SUPREME COURT OF THE UNITED STATES
BILL HASLAM, GOVERNOR ?OF TENNESSEE, ET AL.
ON APPLICATION FOR STAY AND PETITION FOR WRIT OF
CERTIORARI TO THE UNITED STATES COURT OF ??APPEALS FOR THE SIXTH CIRCUIT
No. 18-6530 (18A470) Decided November 1, 2018
?The application for stay of execution of sentence of death presented to JUSTICE KAGAN and by her referred to the Court is denied. The petition for a writ of certiorari is denied.
JUSTICE SOTOMAYOR, dissenting from denial of application for stay and denial of certiorari.
Three weeks ago, I expressed my concerns with the Tennessee Supreme Court?s rejection of petitioner Edmund Zagorski?s challenge to the lethal-injection protocol that the State previously planned to use to execute him. ?Zagorski v. Parker, 586 ante, p.___ (opinion dissenting from denial of application for stay and denial of certiorari). ?In the wake of that ruling, Zagorski sought instead to be executed by the electric chair.
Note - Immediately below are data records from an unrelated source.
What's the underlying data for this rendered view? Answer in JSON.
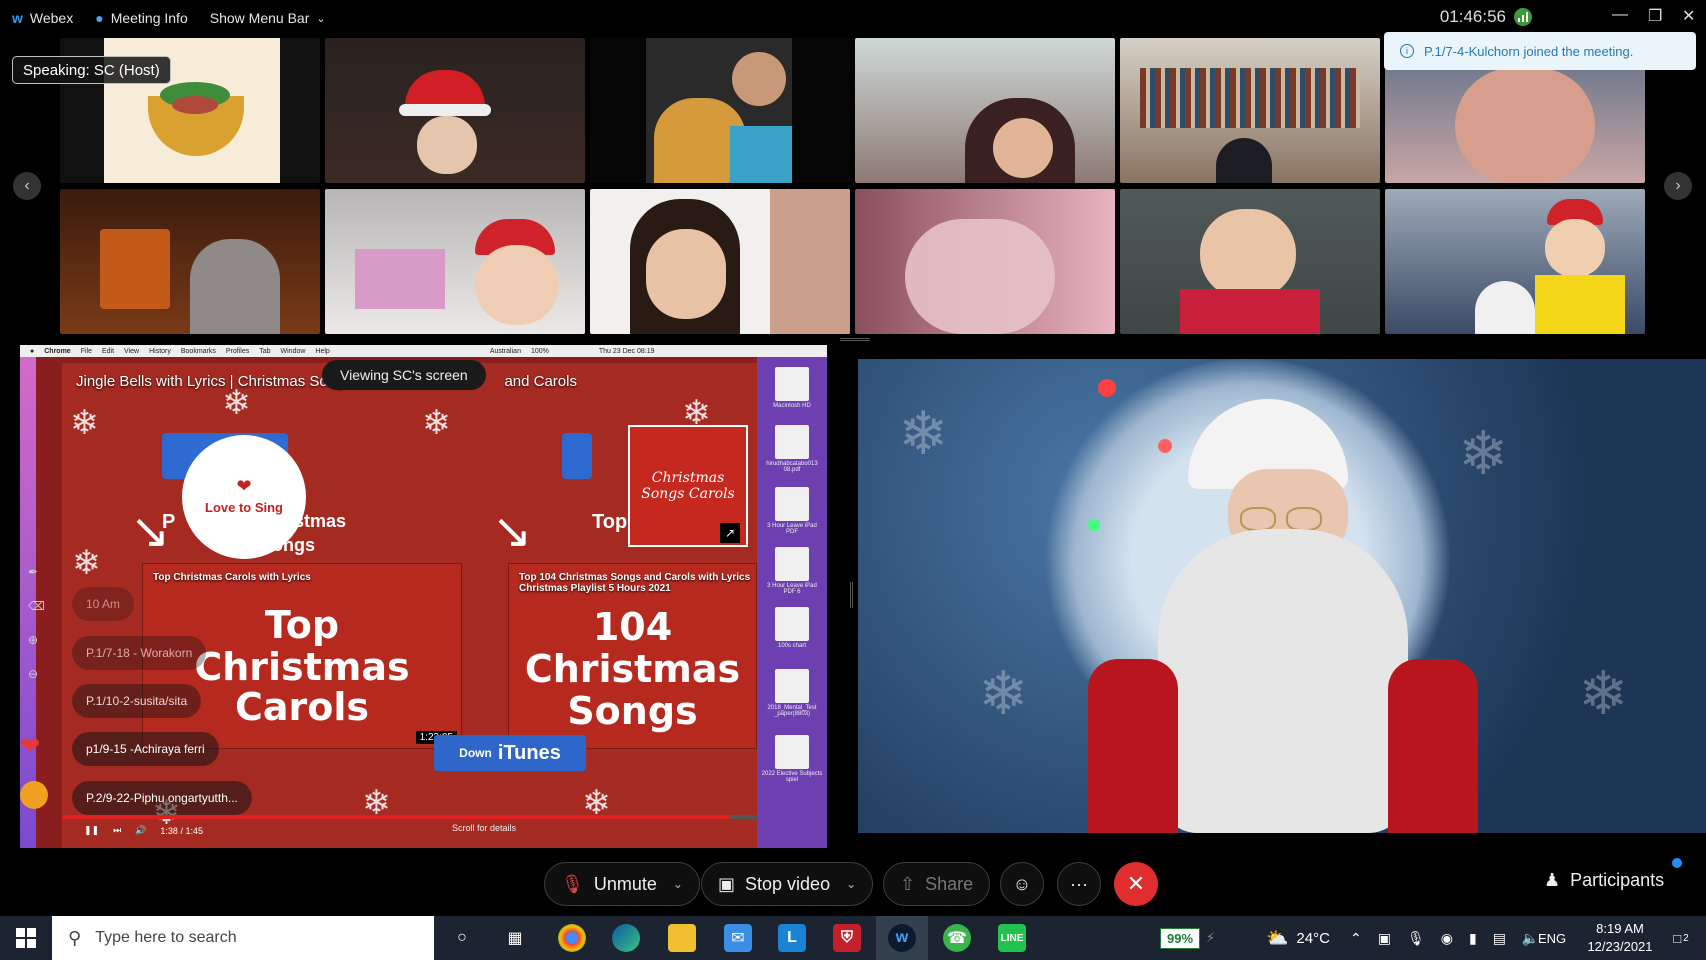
{
  "titlebar": {
    "app": "Webex",
    "meeting_info": "Meeting Info",
    "menu": "Show Menu Bar",
    "clock": "01:46:56"
  },
  "toast": "P.1/7-4-Kulchorn joined the meeting.",
  "speaking": "Speaking: SC (Host)",
  "shared_screen": {
    "mac_menu": [
      "Chrome",
      "File",
      "Edit",
      "View",
      "History",
      "Bookmarks",
      "Profiles",
      "Tab",
      "Window",
      "Help"
    ],
    "mac_clock": "Thu 23 Dec 08:19",
    "mac_battery": "100%",
    "mac_lang": "Australian",
    "video_title": "Jingle Bells with Lyrics | Christmas Song",
    "video_title_tail": "and Carols",
    "viewing_label": "Viewing SC's screen",
    "logo_text": "Love to Sing",
    "card1_title": "Top Christmas Carols with Lyrics",
    "card1_big": [
      "Top",
      "Christmas",
      "Carols"
    ],
    "card1_time": "1:23:05",
    "card2_title": "Top 104 Christmas Songs and Carols with Lyrics",
    "card2_sub": "Christmas Playlist 5 Hours 2021",
    "card2_big": [
      "104",
      "Christmas",
      "Songs"
    ],
    "card2_thumb": "Christmas Songs Carols",
    "itunes": "iTunes",
    "download": "Down",
    "top_fragment": "Top",
    "bg_fragment_1": "P",
    "bg_fragment_2": "ristmas",
    "bg_fragment_3": "ongs",
    "playtime": "1:38 / 1:45",
    "scroll_hint": "Scroll for details",
    "desktop_files": [
      "Macintosh HD",
      "hirudhabcatabo013 08.pdf",
      "3 Hour Leave iPad PDF",
      "3 Hour Leave iPad PDF 6",
      "100s chart",
      "2018_Mental_Test _paper(8803)",
      "2022 Elective Subjects spiel"
    ]
  },
  "chat": [
    {
      "name": "10 Am"
    },
    {
      "name": "P.1/7-18 - Worakorn"
    },
    {
      "name": "P.1/10-2-susita/sita"
    },
    {
      "name": "p1/9-15 -Achiraya ferri"
    },
    {
      "name": "P.2/9-22-Piphu ongartyutth..."
    }
  ],
  "controls": {
    "unmute": "Unmute",
    "stop_video": "Stop video",
    "share": "Share",
    "more": "···",
    "participants": "Participants"
  },
  "taskbar": {
    "search_placeholder": "Type here to search",
    "battery": "99%",
    "temperature": "24°C",
    "lang": "ENG",
    "time": "8:19 AM",
    "date": "12/23/2021",
    "notif_count": "2"
  },
  "colors": {
    "end_call": "#e02d2d",
    "toast_text": "#2779b3",
    "share_bg": "#a52a22"
  }
}
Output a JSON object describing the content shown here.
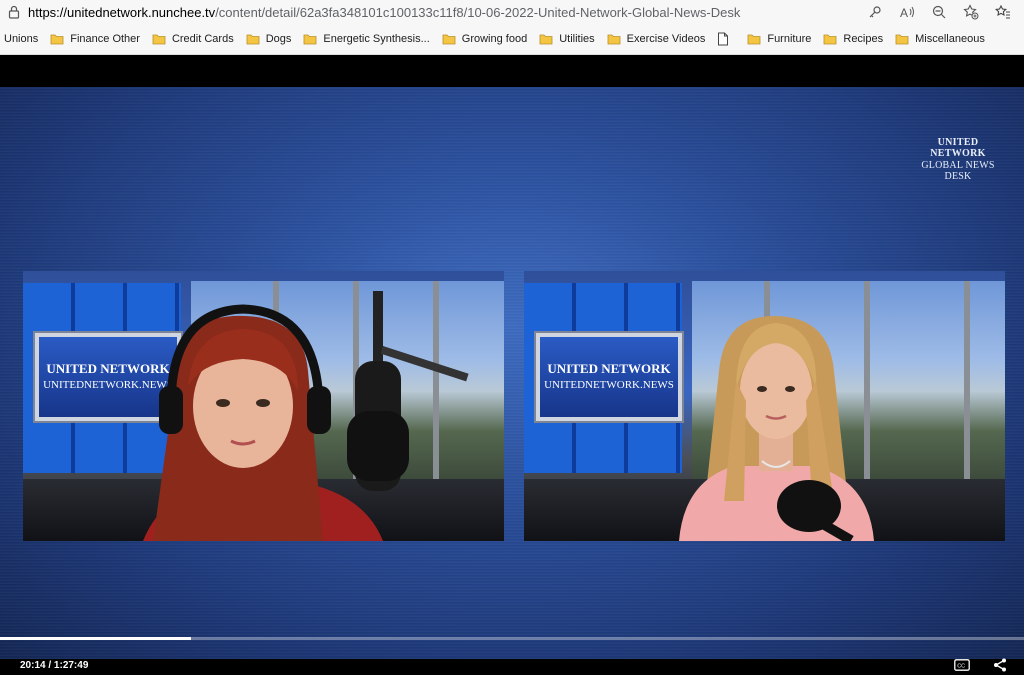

He did so not because he thought that it was a humane way to die, but because he thought that the three-drug cocktail that Tennessee had planned to use was even worse.? Given what most people think of the electric chair, it is hard to imagine a more striking testament?from a person with more at stake?to the legitimate fears raised by the lethal-injection drugs that Tennessee uses.? See id., at ___ (slip op., at 1) (noting ?mounting evidence that the sedative to be used, midazolam, will not prevent the prisoner from feeling as if he is ?drowning, suffocating, and being burned alive from the inside out? during a process that could last as long as 18 minutes?).
The present challenge does not concern lethal injection. ?That said, it might never have arisen if Zagorski had been able to prevail simply by showing that Tennessee?s lethalinjection protocol ?creates a demonstrated risk of severe pain.? Abdur?Rahman v. Parker, ___ S. W. 3d ___, 2018 WL 4858002, *13 (Tenn., Oct. 8, 2018).? Instead, under this Court?s decision in Glossip v. Gross, 576 U. S. ___ (2015), Zagorski?s prior challenge failed only because the Tennessee Supreme Court ruled that he had not proved the ?availability of ? a safer lethal-injection drug (pentobarbital) that was Zagorski?s ?proposed alternative method of execution.? Abdur?Rahman, 2018 WL 4858002, *13. ?His eleventh-hour decision to accept the electric chair as a marginally less excruciating alternative does not undermine, as a matter of logic, his contention that both Tennessee?s lethal-injection protocol and the electric chair are cruel and unusual in violation of the Eighth Amendment. ?Given this petition?s unique posture, I note that this Court?s denial of Zagorski?s challenge says nothing about the constitutional tolerability of the electric chair, which has raised concern in other forums.? See, e.g., State v. Mata, 275 Neb. 1, 67, 745 N. W. 2d 229, 278 (2008) (?Electrocution?s proven history of burning and charring bodies is inconsistent with both the concepts of evolving standards of decency and the dignity of man?).? It says a great deal, however, about how this Court?s decision in Glossip continues to ?immunize . . . methods of execution?no matter how cruel or how unusual?from judicial review.? See ?Arthur v. Dunn, 580 U. S. ___, ___ (2017) (SOTOMAYOR, J., dissenting from denial of certiorari) (slip op., at 1).? Because I continue to believe that we should rethink this troubling doctrinal shift and reaffirm that ?[t]he Cruel and Unusual Punishments Clause prohibits the imposition of inherently barbaric punishments under all circumstances,? Graham v. Florida, 560 U. S. 48, 59 (2010), I dissent.